■ **GIVEN INFORMATION**

******

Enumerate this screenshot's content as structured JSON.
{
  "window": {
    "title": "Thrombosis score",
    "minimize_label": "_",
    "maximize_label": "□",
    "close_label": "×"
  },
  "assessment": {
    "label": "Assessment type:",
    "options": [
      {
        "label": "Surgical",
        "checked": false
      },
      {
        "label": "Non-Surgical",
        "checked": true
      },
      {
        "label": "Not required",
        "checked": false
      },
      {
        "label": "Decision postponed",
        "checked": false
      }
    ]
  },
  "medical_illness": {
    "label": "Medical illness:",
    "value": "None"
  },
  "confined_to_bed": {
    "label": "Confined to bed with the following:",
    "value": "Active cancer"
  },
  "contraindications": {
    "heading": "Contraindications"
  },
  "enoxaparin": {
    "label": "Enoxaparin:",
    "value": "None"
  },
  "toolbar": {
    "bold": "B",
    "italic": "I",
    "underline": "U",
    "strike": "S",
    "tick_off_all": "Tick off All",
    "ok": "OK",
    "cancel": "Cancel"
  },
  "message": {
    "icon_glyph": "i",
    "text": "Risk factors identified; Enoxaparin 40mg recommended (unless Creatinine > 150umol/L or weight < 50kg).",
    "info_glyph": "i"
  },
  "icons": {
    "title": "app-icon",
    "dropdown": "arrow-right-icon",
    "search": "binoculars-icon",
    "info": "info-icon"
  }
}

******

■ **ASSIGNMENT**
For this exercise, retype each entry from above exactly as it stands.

■ **REPLY TO THE EXERCISE**
Enumerate this screenshot's content as structured JSON.
{
  "window": {
    "title": "Thrombosis score",
    "minimize_label": "_",
    "maximize_label": "□",
    "close_label": "×"
  },
  "assessment": {
    "label": "Assessment type:",
    "options": [
      {
        "label": "Surgical",
        "checked": false
      },
      {
        "label": "Non-Surgical",
        "checked": true
      },
      {
        "label": "Not required",
        "checked": false
      },
      {
        "label": "Decision postponed",
        "checked": false
      }
    ]
  },
  "medical_illness": {
    "label": "Medical illness:",
    "value": "None"
  },
  "confined_to_bed": {
    "label": "Confined to bed with the following:",
    "value": "Active cancer"
  },
  "contraindications": {
    "heading": "Contraindications"
  },
  "enoxaparin": {
    "label": "Enoxaparin:",
    "value": "None"
  },
  "toolbar": {
    "bold": "B",
    "italic": "I",
    "underline": "U",
    "strike": "S",
    "tick_off_all": "Tick off All",
    "ok": "OK",
    "cancel": "Cancel"
  },
  "message": {
    "icon_glyph": "i",
    "text": "Risk factors identified; Enoxaparin 40mg recommended (unless Creatinine > 150umol/L or weight < 50kg).",
    "info_glyph": "i"
  },
  "icons": {
    "title": "app-icon",
    "dropdown": "arrow-right-icon",
    "search": "binoculars-icon",
    "info": "info-icon"
  }
}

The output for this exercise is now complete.